**PROBLEM TO SOLVE**: Pick out and copy every line below that has the word "user".

== == ==

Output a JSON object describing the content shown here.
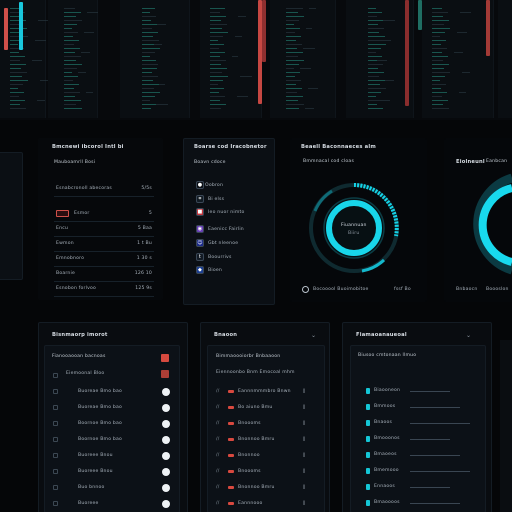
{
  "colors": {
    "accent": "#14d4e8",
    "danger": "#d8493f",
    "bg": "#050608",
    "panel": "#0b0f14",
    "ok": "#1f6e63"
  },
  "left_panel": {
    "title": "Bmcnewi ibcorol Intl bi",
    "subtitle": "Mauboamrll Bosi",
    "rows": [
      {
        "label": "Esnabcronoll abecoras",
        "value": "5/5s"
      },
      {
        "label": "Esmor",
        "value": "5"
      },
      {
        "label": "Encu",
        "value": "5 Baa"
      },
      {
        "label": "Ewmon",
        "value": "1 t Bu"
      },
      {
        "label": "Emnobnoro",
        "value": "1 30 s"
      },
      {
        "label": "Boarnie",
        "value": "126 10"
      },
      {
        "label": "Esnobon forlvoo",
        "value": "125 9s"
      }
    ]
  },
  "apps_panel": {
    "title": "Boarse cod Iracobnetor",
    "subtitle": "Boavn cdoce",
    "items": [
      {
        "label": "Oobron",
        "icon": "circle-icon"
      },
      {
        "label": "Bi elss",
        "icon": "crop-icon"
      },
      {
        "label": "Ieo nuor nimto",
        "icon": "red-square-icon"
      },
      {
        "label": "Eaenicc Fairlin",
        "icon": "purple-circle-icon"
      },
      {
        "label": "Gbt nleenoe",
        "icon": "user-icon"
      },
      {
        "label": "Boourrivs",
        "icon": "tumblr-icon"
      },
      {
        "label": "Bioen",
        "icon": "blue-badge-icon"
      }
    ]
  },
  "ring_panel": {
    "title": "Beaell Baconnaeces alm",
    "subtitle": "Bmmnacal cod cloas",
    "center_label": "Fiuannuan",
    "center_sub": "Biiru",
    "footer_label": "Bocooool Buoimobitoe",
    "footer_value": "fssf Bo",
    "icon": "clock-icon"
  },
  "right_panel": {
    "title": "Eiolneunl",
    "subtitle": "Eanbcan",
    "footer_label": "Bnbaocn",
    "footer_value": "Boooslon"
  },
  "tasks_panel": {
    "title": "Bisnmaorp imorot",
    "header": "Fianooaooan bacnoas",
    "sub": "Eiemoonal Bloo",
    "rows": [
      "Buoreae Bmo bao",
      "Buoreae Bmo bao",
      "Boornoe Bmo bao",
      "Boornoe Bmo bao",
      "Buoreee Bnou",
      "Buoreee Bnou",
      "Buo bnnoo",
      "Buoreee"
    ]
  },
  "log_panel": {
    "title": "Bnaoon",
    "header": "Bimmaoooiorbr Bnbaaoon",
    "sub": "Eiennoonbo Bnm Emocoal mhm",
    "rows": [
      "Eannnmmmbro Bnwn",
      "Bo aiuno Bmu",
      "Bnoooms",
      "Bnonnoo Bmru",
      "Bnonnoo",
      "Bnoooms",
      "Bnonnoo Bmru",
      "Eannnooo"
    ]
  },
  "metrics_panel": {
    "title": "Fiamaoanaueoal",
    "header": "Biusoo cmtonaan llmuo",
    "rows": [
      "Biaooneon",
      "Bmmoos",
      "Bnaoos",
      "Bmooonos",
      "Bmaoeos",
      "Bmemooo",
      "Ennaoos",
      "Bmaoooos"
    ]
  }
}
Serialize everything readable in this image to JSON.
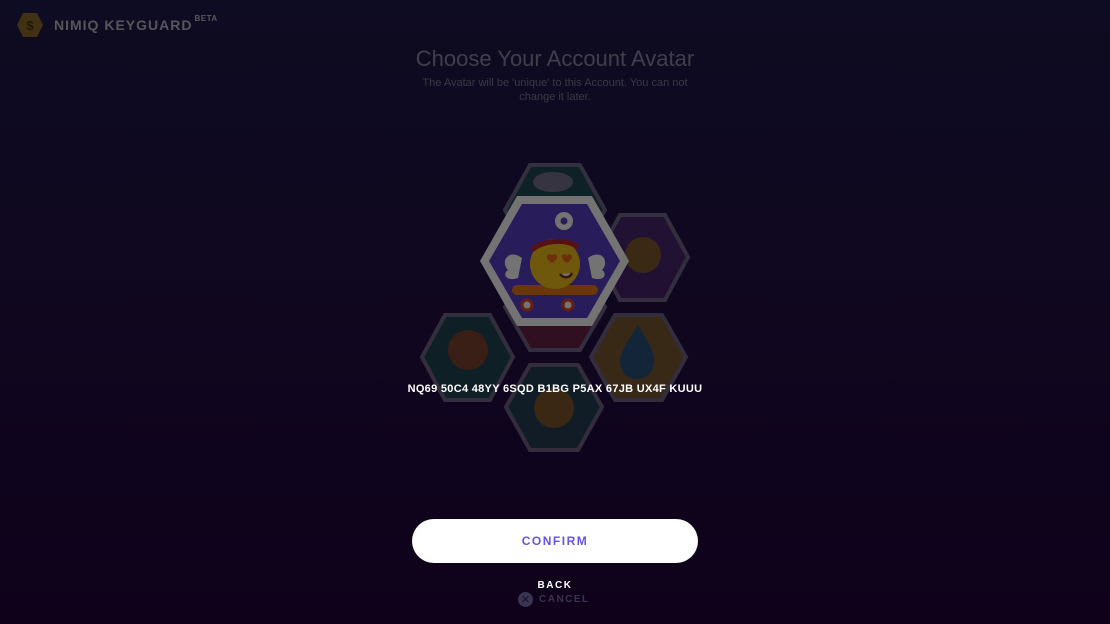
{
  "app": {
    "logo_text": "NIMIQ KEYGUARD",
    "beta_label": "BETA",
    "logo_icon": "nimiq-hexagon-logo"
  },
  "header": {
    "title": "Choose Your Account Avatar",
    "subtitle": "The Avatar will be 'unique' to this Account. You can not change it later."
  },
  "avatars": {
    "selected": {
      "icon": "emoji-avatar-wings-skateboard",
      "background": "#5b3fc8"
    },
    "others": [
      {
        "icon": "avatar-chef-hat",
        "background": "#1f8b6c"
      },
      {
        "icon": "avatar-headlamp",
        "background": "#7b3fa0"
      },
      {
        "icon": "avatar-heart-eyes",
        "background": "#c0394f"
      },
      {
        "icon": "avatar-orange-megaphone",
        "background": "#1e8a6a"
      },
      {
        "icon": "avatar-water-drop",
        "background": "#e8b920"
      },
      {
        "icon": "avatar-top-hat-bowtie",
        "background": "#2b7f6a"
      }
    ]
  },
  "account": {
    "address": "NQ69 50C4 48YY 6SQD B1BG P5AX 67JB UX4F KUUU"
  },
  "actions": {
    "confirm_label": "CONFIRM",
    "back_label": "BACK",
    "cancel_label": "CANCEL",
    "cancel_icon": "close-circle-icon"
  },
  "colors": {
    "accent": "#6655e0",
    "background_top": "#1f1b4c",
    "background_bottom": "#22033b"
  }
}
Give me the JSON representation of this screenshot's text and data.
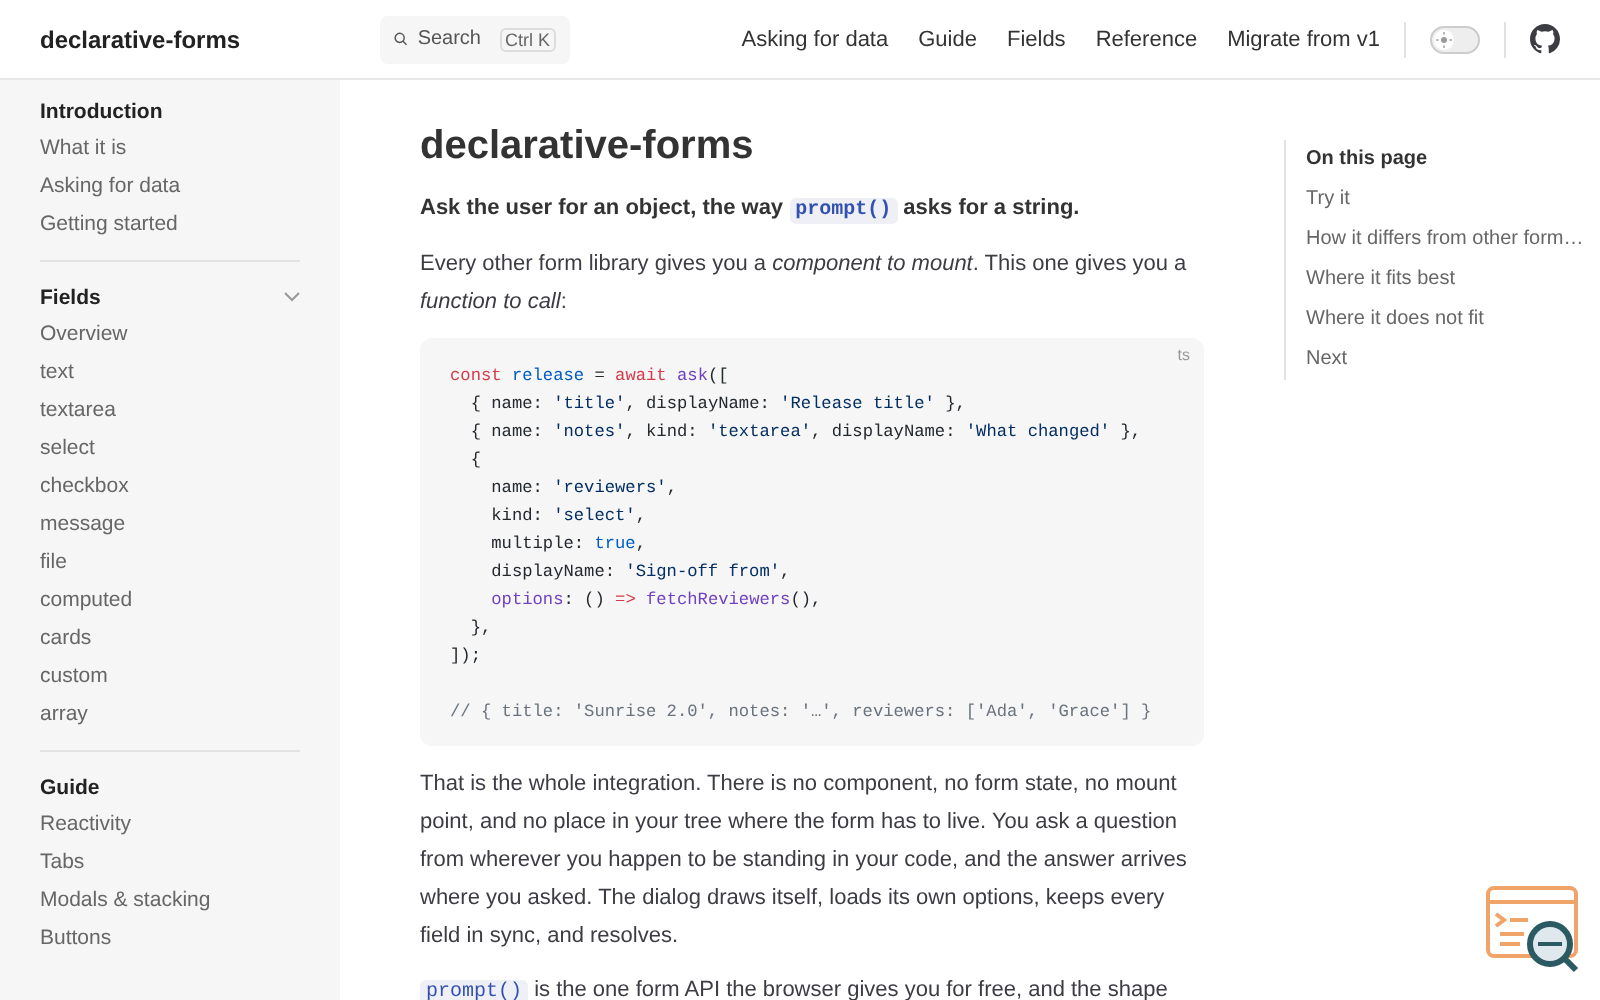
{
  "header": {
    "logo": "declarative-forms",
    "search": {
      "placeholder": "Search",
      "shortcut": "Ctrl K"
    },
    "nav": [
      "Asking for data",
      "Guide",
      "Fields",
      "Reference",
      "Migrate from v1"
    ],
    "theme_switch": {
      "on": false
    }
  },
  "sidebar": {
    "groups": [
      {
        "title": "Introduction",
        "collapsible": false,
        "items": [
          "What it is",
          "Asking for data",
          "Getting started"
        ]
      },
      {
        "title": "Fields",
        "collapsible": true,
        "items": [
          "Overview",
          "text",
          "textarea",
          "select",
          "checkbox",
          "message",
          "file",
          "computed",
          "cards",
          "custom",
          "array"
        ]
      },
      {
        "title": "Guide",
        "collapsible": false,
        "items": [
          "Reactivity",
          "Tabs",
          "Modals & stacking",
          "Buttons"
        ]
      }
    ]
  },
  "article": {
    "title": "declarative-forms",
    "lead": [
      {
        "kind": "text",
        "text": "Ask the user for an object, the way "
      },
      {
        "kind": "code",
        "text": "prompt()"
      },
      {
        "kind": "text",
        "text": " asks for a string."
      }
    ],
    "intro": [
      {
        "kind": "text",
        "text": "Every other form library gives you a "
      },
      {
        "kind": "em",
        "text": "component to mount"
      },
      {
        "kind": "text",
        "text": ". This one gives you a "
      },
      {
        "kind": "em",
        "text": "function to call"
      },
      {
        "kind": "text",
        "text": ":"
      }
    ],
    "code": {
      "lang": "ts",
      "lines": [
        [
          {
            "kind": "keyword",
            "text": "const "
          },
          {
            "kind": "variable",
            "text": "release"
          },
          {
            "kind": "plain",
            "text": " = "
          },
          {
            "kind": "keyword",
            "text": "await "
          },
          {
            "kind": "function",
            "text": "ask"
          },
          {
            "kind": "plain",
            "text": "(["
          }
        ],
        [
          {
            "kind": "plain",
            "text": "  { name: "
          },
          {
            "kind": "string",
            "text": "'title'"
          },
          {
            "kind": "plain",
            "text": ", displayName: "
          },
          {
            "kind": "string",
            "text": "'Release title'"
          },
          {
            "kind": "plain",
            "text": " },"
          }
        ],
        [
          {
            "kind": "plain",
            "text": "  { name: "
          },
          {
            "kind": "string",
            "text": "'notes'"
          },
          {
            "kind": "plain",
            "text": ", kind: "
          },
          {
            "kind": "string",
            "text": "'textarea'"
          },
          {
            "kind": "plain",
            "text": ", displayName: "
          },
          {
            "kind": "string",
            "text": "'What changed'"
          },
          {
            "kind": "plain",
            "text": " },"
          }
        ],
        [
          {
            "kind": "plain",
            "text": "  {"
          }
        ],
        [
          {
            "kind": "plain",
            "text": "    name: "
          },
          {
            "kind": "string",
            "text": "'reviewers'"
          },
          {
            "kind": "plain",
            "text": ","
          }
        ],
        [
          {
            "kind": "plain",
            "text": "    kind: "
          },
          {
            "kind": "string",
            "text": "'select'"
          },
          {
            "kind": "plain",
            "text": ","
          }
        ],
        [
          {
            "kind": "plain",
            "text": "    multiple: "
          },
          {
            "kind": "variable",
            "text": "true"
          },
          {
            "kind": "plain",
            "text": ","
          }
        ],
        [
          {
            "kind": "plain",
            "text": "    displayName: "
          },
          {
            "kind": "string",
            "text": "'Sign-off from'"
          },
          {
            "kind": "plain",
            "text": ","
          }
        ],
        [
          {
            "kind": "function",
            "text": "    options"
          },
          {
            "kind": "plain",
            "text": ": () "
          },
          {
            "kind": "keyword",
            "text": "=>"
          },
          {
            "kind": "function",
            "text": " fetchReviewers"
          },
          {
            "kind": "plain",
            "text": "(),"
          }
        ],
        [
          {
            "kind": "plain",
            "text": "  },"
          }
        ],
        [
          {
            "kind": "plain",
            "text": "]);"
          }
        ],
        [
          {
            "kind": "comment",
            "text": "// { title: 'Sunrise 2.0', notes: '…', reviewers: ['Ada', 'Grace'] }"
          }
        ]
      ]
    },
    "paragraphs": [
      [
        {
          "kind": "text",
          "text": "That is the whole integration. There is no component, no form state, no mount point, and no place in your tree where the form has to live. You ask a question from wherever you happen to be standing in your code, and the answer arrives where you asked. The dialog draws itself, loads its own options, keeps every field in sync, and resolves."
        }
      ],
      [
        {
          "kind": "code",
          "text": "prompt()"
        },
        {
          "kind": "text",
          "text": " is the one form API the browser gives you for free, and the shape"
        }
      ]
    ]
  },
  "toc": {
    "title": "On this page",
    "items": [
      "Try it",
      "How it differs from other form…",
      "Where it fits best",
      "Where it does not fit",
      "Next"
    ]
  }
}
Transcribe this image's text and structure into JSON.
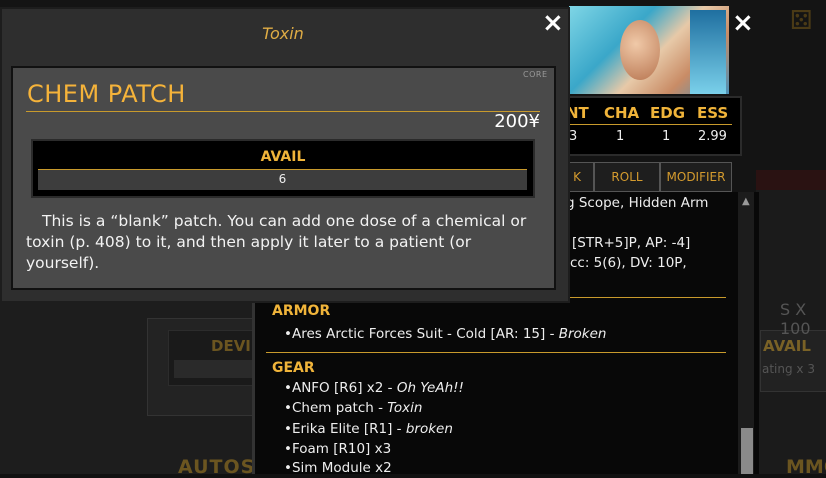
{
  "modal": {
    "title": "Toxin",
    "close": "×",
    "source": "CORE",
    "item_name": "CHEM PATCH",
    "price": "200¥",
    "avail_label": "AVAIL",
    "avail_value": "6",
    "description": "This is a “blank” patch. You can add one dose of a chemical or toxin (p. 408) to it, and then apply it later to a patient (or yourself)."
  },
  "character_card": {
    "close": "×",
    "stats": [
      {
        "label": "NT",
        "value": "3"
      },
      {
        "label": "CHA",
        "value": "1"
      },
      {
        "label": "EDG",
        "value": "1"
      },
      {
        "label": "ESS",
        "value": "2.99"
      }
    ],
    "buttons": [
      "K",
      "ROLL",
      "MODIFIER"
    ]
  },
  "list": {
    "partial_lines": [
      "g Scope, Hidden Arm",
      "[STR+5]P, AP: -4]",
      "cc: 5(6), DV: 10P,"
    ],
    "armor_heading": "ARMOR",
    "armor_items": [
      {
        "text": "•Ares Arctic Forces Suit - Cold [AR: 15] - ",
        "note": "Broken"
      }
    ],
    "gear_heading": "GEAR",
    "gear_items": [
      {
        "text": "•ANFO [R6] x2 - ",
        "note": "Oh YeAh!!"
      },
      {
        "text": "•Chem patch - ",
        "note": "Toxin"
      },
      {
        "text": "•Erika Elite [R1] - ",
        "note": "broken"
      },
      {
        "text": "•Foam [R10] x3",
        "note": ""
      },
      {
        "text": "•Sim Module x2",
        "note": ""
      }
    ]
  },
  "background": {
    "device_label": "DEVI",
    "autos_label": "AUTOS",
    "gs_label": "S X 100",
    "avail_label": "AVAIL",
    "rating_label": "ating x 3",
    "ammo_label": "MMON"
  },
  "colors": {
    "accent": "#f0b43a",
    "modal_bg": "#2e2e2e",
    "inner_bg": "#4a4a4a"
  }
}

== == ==

**RESULT**:
        "icon": "user-icon"
        "text": "Ask the user for an object, the way "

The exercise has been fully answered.